PHIL PONCE: Have you heard about an incident with the–Carl Bernstein book–talk about that.
DEAN MURPHY: That also. When the Pope was coming in the summer, the Carl Bernstein book was just being translated into Polish, and they were rushing–the Polish publishers were rushing to get it on the shelf so they could capitalize on the Pope’s visit. What they did without anyone knowing was they cut out most of the unfavorable portions of the book, the portions that reflected unfavorably on the Pope.
PHIL PONCE: And no one thought anything of that.
DEAN MURPHY: They didn’t. I talked to the publisher and she thought it was perfectly acceptable that they do something like that because the Pope shouldn’t be criticized.
PHIL PONCE: You lived their with your wife and two children. What was that like?
DEAN MURPHY: It was great. It’s a great place for a family. We actually started our family just before we went–had one son before we left and had the other while we were there. And it was one of the most pleasant experiences in Poland was to find out how child-friendly it is and how fun it was for our kids to be there. My sons are now visiting their grandmother and my wife tells me how they talked about Poland and how they want to go back to Poland, and they learned Polish. They talked to each other in Polish. They identify with it. It was a very friendly place for them, and I hope they have fond memories of it as life goes on.
PHIL PONCE: Is there any incident in Poland that you’ll take away with you as sort of being reflective of your life in Poland?
DEAN MURPHY: Well, actually it involves my older son. Shortly after we got there–I spent a lot of my time in the early years in Bosnia during the war, and I was off in Bosnia writing about the war, and my son got his finger caught in the door of our house, and it severed the top of his finger, and he had to go have emergency surgery.

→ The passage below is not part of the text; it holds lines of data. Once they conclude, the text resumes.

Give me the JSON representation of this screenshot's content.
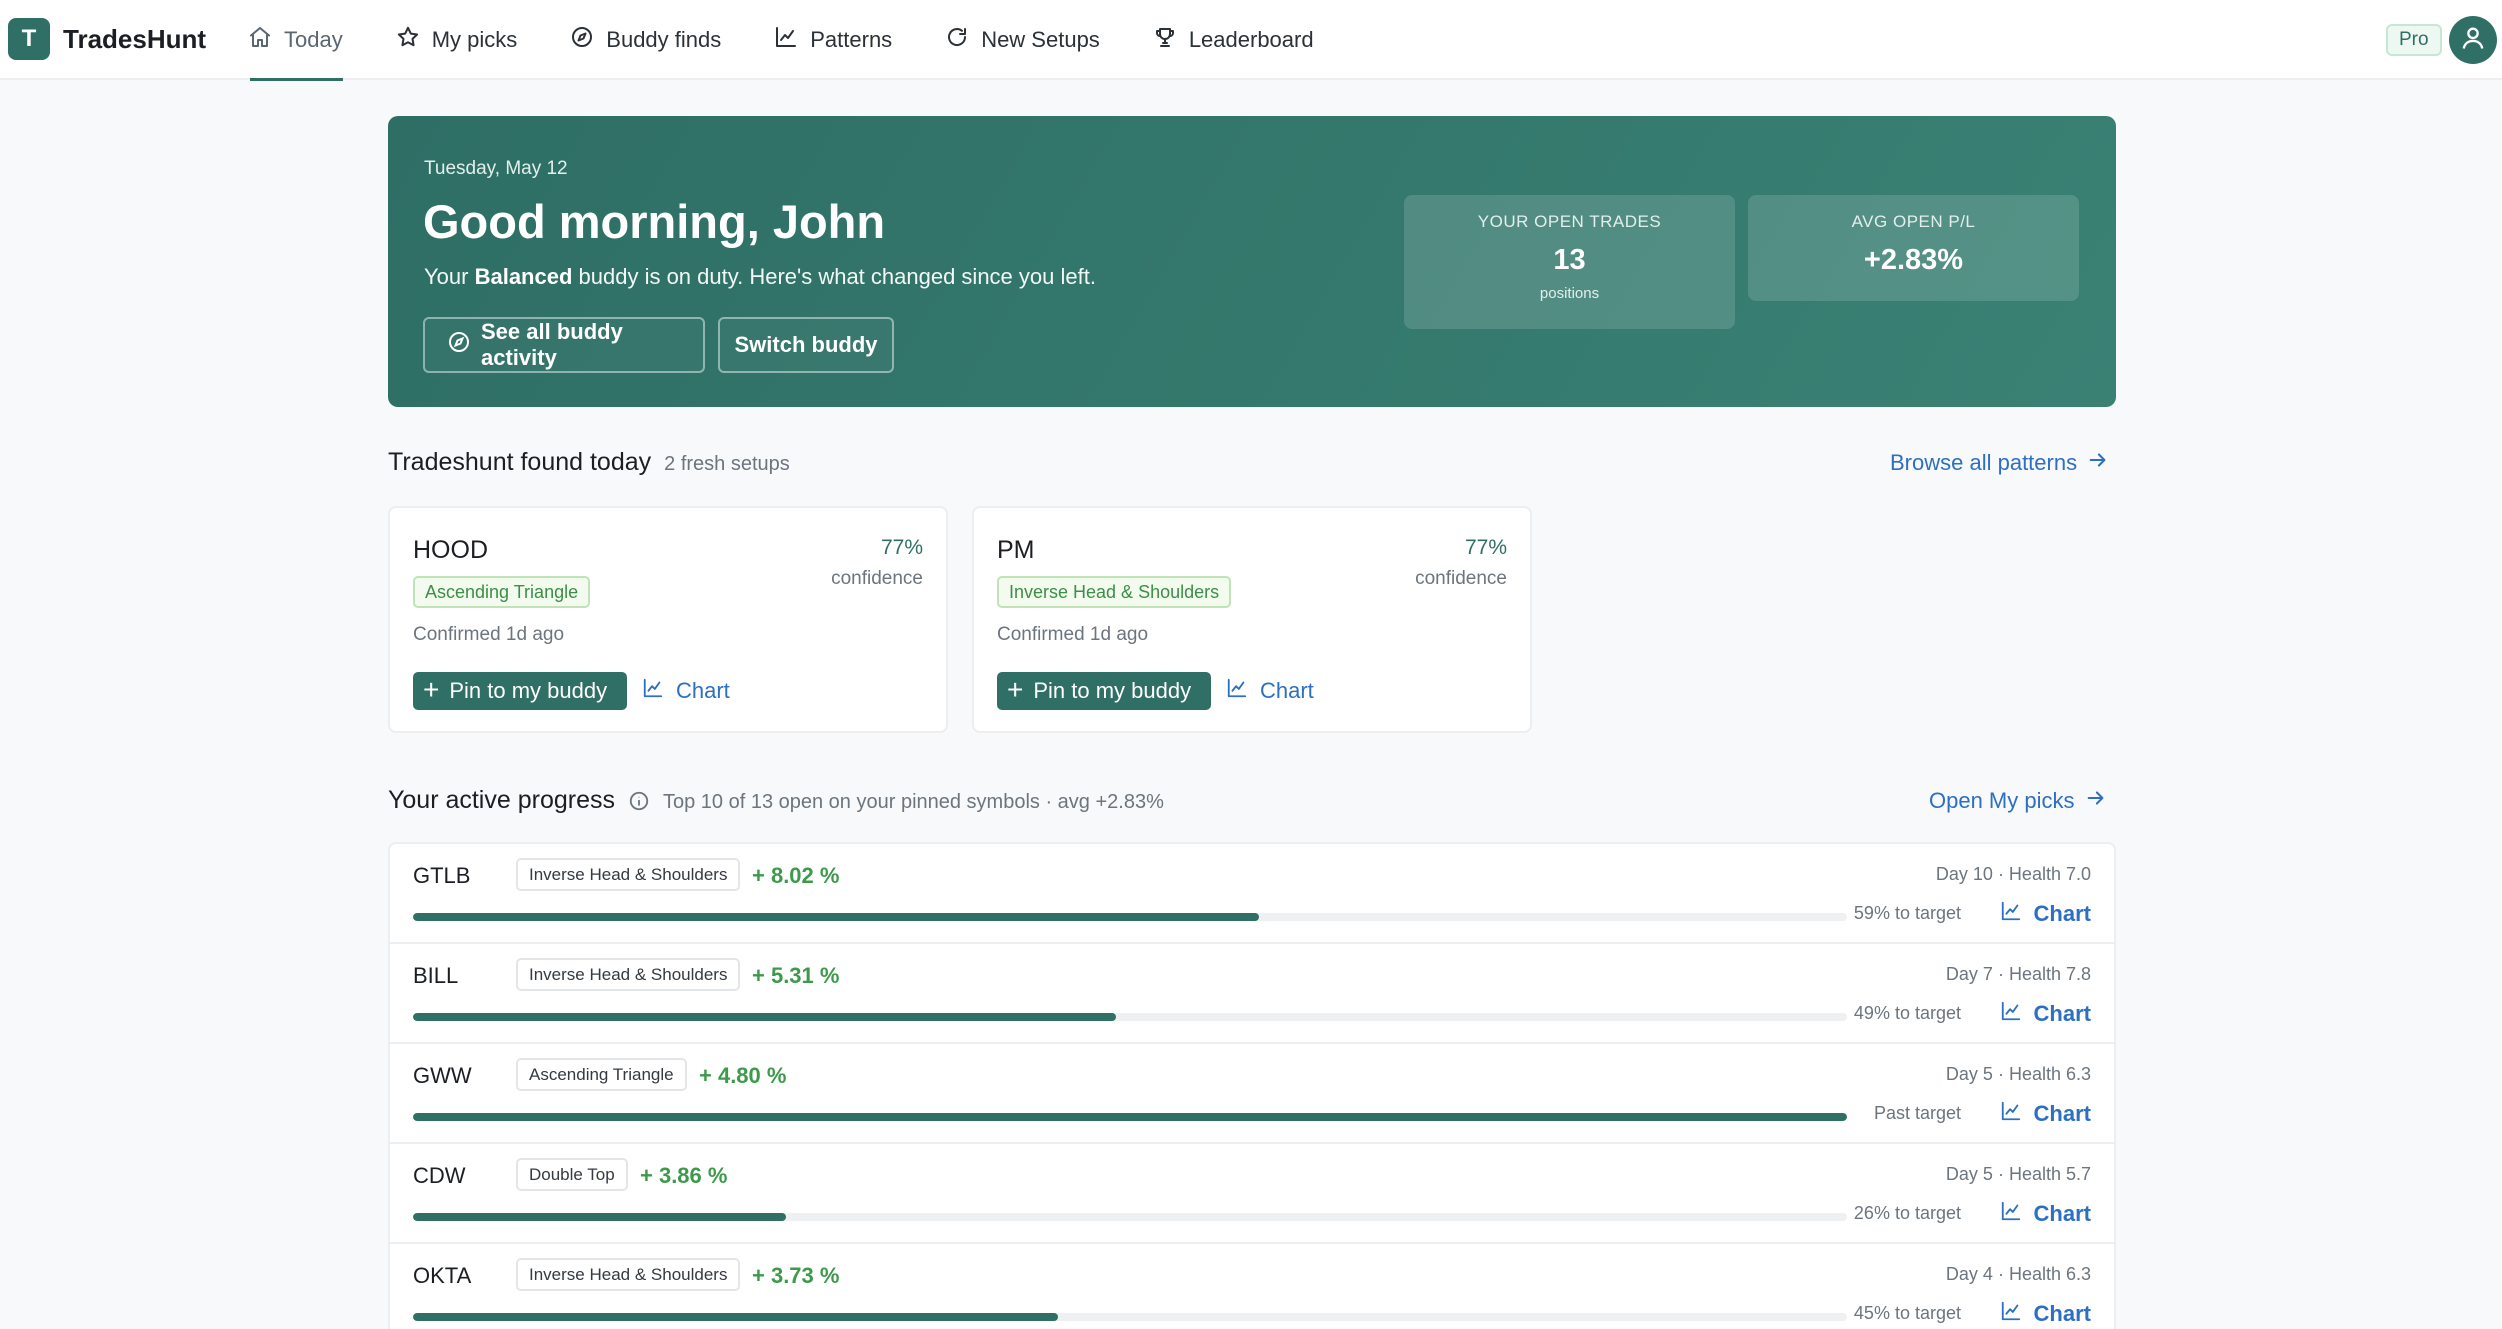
{
  "app": {
    "logo_letter": "T",
    "name": "TradesHunt"
  },
  "nav": [
    {
      "label": "Today",
      "icon": "home-icon",
      "active": true
    },
    {
      "label": "My picks",
      "icon": "star-icon"
    },
    {
      "label": "Buddy finds",
      "icon": "compass-icon"
    },
    {
      "label": "Patterns",
      "icon": "line-chart-icon"
    },
    {
      "label": "New Setups",
      "icon": "refresh-icon"
    },
    {
      "label": "Leaderboard",
      "icon": "trophy-icon"
    }
  ],
  "header": {
    "plan_badge": "Pro",
    "avatar_icon": "user-icon"
  },
  "hero": {
    "date": "Tuesday, May 12",
    "greeting": "Good morning, John",
    "subtitle_pre": "Your ",
    "subtitle_bold": "Balanced",
    "subtitle_post": " buddy is on duty. Here's what changed since you left.",
    "activity_button": "See all buddy activity",
    "switch_button": "Switch buddy",
    "open_trades": {
      "label": "YOUR OPEN TRADES",
      "value": "13",
      "caption": "positions"
    },
    "avg_pl": {
      "label": "AVG OPEN P/L",
      "value": "+2.83%"
    }
  },
  "found_today": {
    "title": "Tradeshunt found today",
    "meta": "2 fresh setups",
    "link": "Browse all patterns",
    "cards": [
      {
        "symbol": "HOOD",
        "confidence": "77%",
        "confidence_label": "confidence",
        "pattern": "Ascending Triangle",
        "confirmed": "Confirmed 1d ago",
        "pin_label": "Pin to my buddy",
        "chart_label": "Chart"
      },
      {
        "symbol": "PM",
        "confidence": "77%",
        "confidence_label": "confidence",
        "pattern": "Inverse Head & Shoulders",
        "confirmed": "Confirmed 1d ago",
        "pin_label": "Pin to my buddy",
        "chart_label": "Chart"
      }
    ]
  },
  "active_progress": {
    "title": "Your active progress",
    "meta": "Top 10 of 13 open on your pinned symbols · avg +2.83%",
    "link": "Open My picks",
    "rows": [
      {
        "symbol": "GTLB",
        "pattern": "Inverse Head & Shoulders",
        "gain": "+ 8.02 %",
        "meta": "Day 10 · Health 7.0",
        "target": "59% to target",
        "progress": 0.59,
        "chart_label": "Chart"
      },
      {
        "symbol": "BILL",
        "pattern": "Inverse Head & Shoulders",
        "gain": "+ 5.31 %",
        "meta": "Day 7 · Health 7.8",
        "target": "49% to target",
        "progress": 0.49,
        "chart_label": "Chart"
      },
      {
        "symbol": "GWW",
        "pattern": "Ascending Triangle",
        "gain": "+ 4.80 %",
        "meta": "Day 5 · Health 6.3",
        "target": "Past target",
        "progress": 1.0,
        "chart_label": "Chart"
      },
      {
        "symbol": "CDW",
        "pattern": "Double Top",
        "gain": "+ 3.86 %",
        "meta": "Day 5 · Health 5.7",
        "target": "26% to target",
        "progress": 0.26,
        "chart_label": "Chart"
      },
      {
        "symbol": "OKTA",
        "pattern": "Inverse Head & Shoulders",
        "gain": "+ 3.73 %",
        "meta": "Day 4 · Health 6.3",
        "target": "45% to target",
        "progress": 0.45,
        "chart_label": "Chart"
      }
    ]
  },
  "colors": {
    "brand": "#2f6f66",
    "link": "#2d6fc3",
    "gain": "#3c9a4a",
    "chip_green": "#3b8f46"
  }
}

And it was a very traumatic experience, particularly since we had only recently got there. My wife was alone. We didn’t really know Polish. We didn’t know the system. And we–I rushed back from Bosnia. My wife took the child to the hospital, but it sort of is a metaphor for the things in Poland because the doctors were outstanding. These doctors are making only a few hundred dollars a month. The doctor came to the house, helped my wife, ushered him through the whole process at the hospital. The care at the hospital as far as the doctor’s attention was superb. We brought the child back to the states later, and the doctors here were marveling at how good the skin graft was.
On the other hand, the facilities were shocking. It was literally out of a Dickens novel. There were six kids cramped in one little room. We have one little boy who was looking after our son only because he liked him. A soup trolley came down the center of the aisle giving them their meals. We had to give diapers to them because they didn’t have any diapers to change them. We had to give money to the nurse so she would pay attention to him. It was just visually and facilities-wise, it was shocking but as people they were wonderful, and our son got great care.
PHIL PONCE: Dean Murphy, I thank you for being with us.